Your task: Your copy should match the records exactly, except that it contains no pictures.

Data about app and page elements:
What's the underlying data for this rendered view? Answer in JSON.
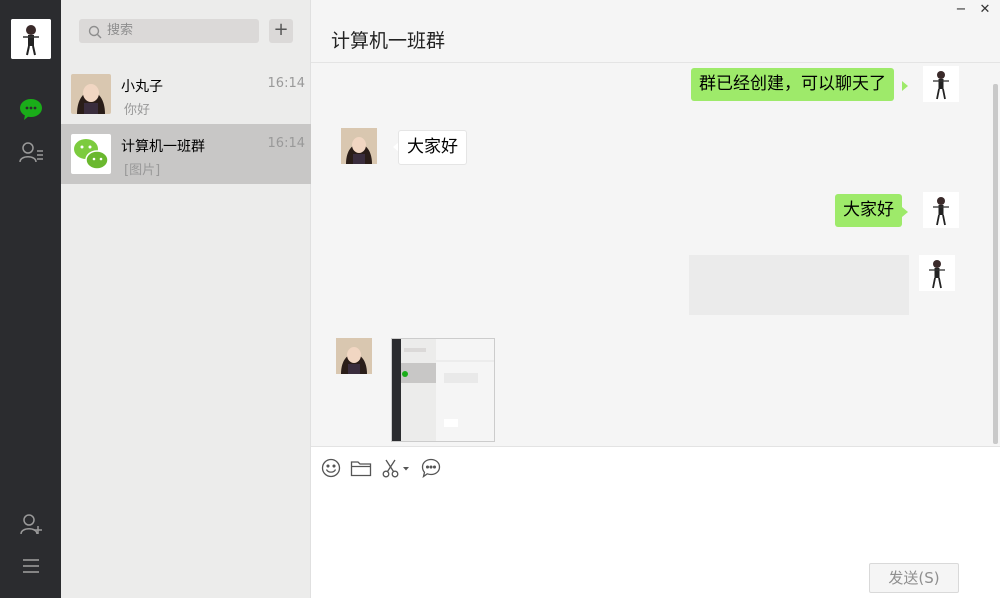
{
  "window": {
    "minimize_label": "−",
    "close_label": "✕"
  },
  "nav": {
    "items": [
      {
        "icon": "chat-icon"
      },
      {
        "icon": "contacts-icon"
      },
      {
        "icon": "add-contact-icon"
      },
      {
        "icon": "menu-icon"
      }
    ],
    "active_color": "#1aad19"
  },
  "search": {
    "placeholder": "搜索"
  },
  "add_button_label": "+",
  "conversations": [
    {
      "name": "小丸子",
      "time": "16:14",
      "preview": "你好",
      "selected": false
    },
    {
      "name": "计算机一班群",
      "time": "16:14",
      "preview": "[图片]",
      "selected": true
    }
  ],
  "chat": {
    "title": "计算机一班群",
    "messages": [
      {
        "from": "me",
        "text": "群已经创建，可以聊天了"
      },
      {
        "from": "other",
        "text": "大家好"
      },
      {
        "from": "me",
        "text": "大家好"
      },
      {
        "from": "me",
        "type": "loading-image"
      },
      {
        "from": "other",
        "type": "image"
      }
    ],
    "thumbnail_texts": {
      "header": "计算机一班群",
      "line1": "群已经创建，可以聊天了",
      "line2": "大家好"
    }
  },
  "composer": {
    "tools": [
      "emoji-icon",
      "folder-icon",
      "scissors-icon",
      "chat-bubble-icon"
    ],
    "send_label": "发送(S)"
  },
  "colors": {
    "nav_bg": "#2b2c2f",
    "list_bg": "#ececeb",
    "selected_bg": "#c8c7c6",
    "bubble_me": "#9eea6a",
    "bubble_other": "#ffffff"
  }
}
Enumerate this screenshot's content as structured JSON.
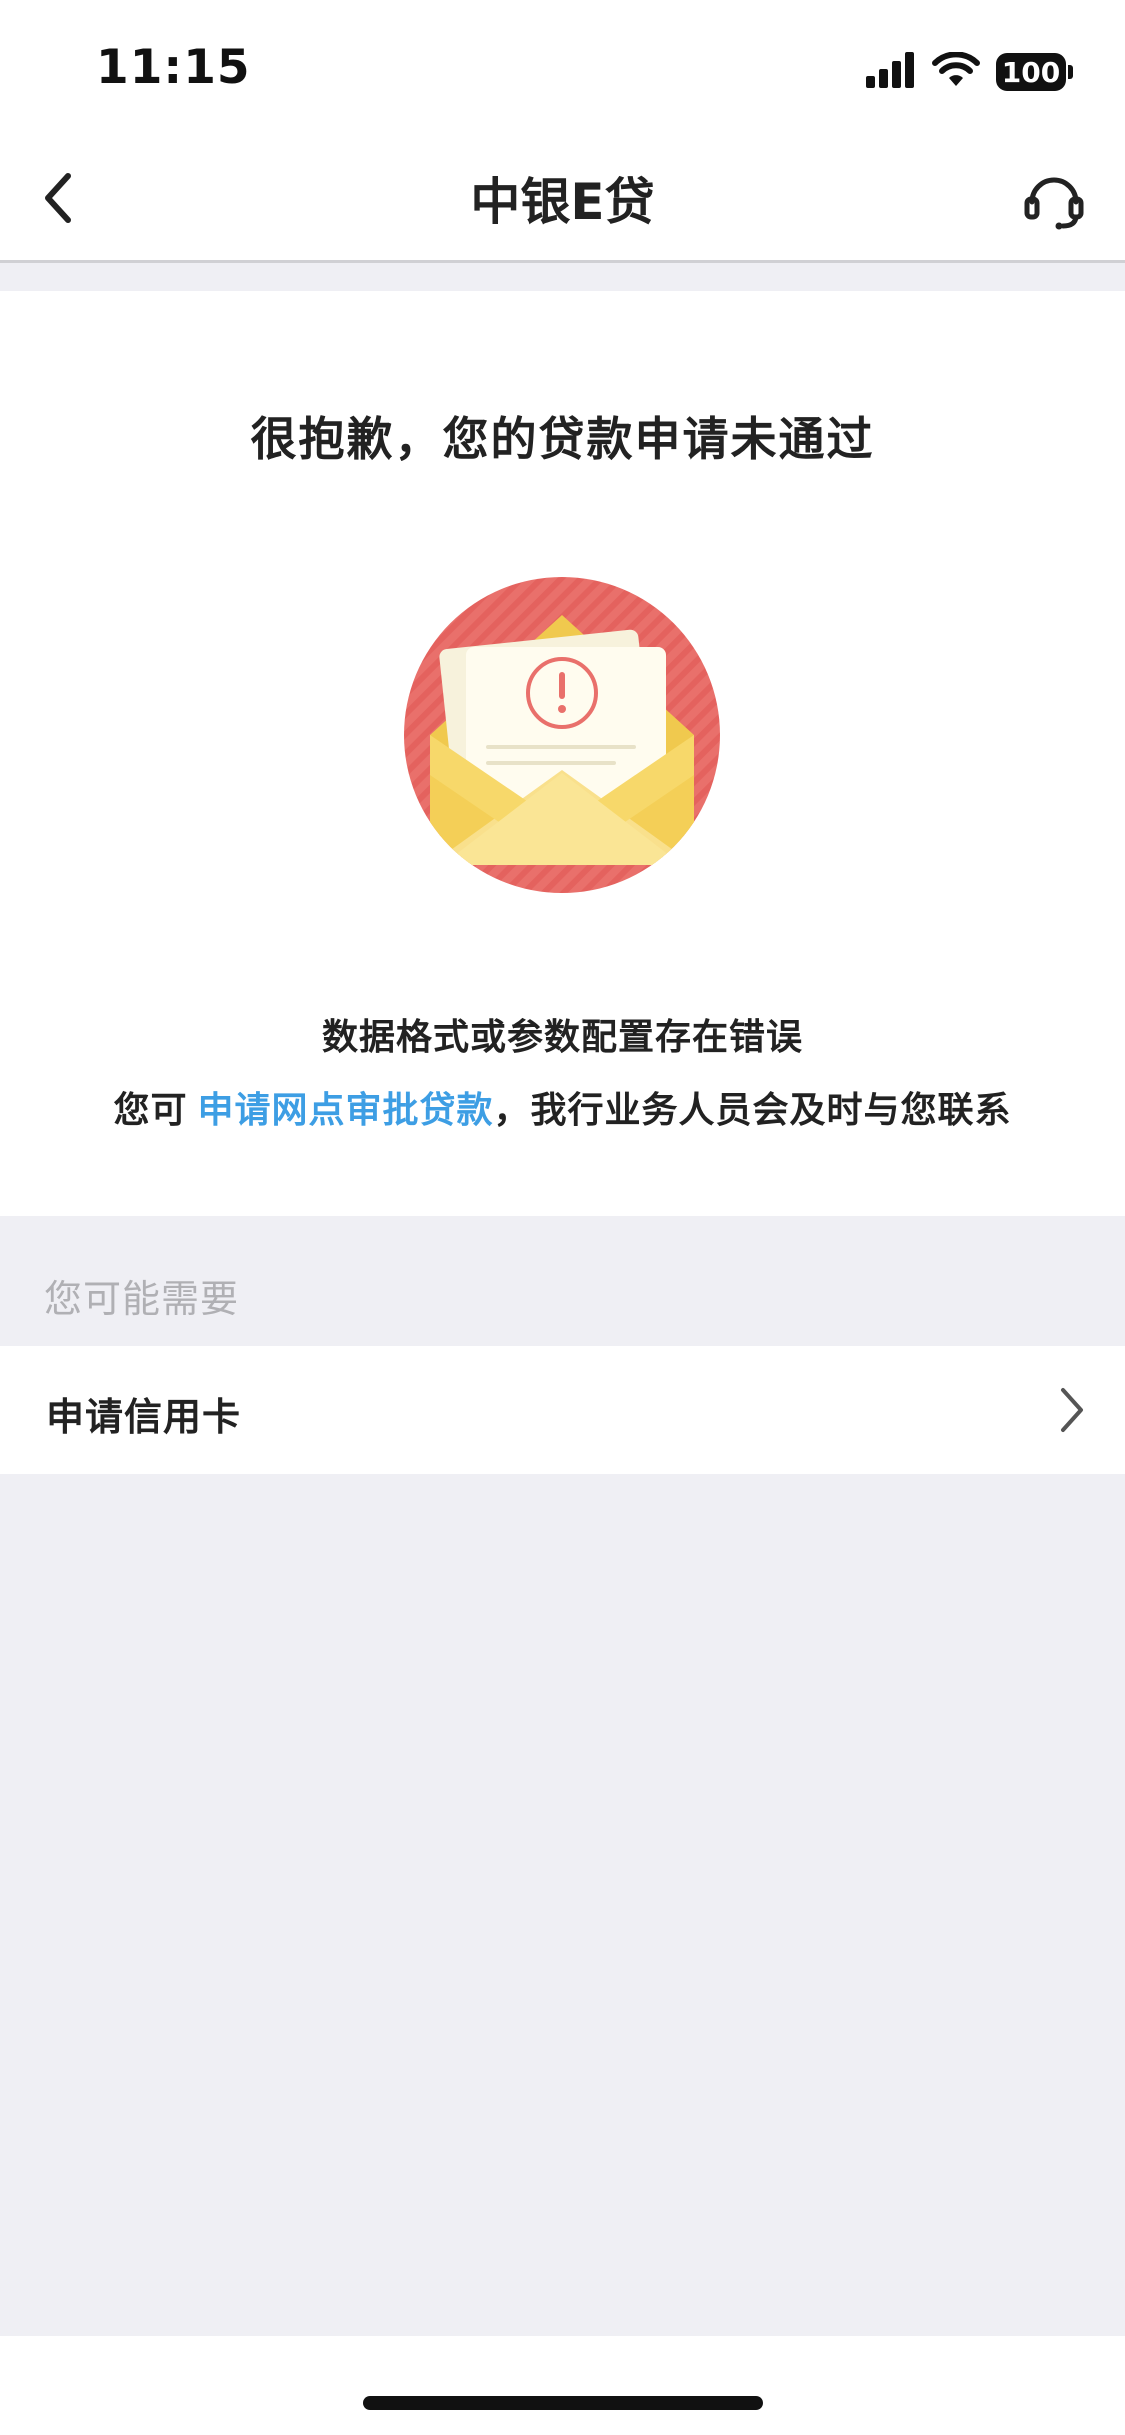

Response:
What's the underlying data for this rendered view? Answer in JSON.
{
  "window": {
    "minimize_label": "−",
    "close_label": "✕"
  },
  "nav": {
    "items": [
      {
        "icon": "chat-icon"
      },
      {
        "icon": "contacts-icon"
      },
      {
        "icon": "add-contact-icon"
      },
      {
        "icon": "menu-icon"
      }
    ],
    "active_color": "#1aad19"
  },
  "search": {
    "placeholder": "搜索"
  },
  "add_button_label": "+",
  "conversations": [
    {
      "name": "小丸子",
      "time": "16:14",
      "preview": "你好",
      "selected": false
    },
    {
      "name": "计算机一班群",
      "time": "16:14",
      "preview": "[图片]",
      "selected": true
    }
  ],
  "chat": {
    "title": "计算机一班群",
    "messages": [
      {
        "from": "me",
        "text": "群已经创建，可以聊天了"
      },
      {
        "from": "other",
        "text": "大家好"
      },
      {
        "from": "me",
        "text": "大家好"
      },
      {
        "from": "me",
        "type": "loading-image"
      },
      {
        "from": "other",
        "type": "image"
      }
    ],
    "thumbnail_texts": {
      "header": "计算机一班群",
      "line1": "群已经创建，可以聊天了",
      "line2": "大家好"
    }
  },
  "composer": {
    "tools": [
      "emoji-icon",
      "folder-icon",
      "scissors-icon",
      "chat-bubble-icon"
    ],
    "send_label": "发送(S)"
  },
  "colors": {
    "nav_bg": "#2b2c2f",
    "list_bg": "#ececeb",
    "selected_bg": "#c8c7c6",
    "bubble_me": "#9eea6a",
    "bubble_other": "#ffffff"
  }
}
Enumerate this screenshot's content as structured JSON.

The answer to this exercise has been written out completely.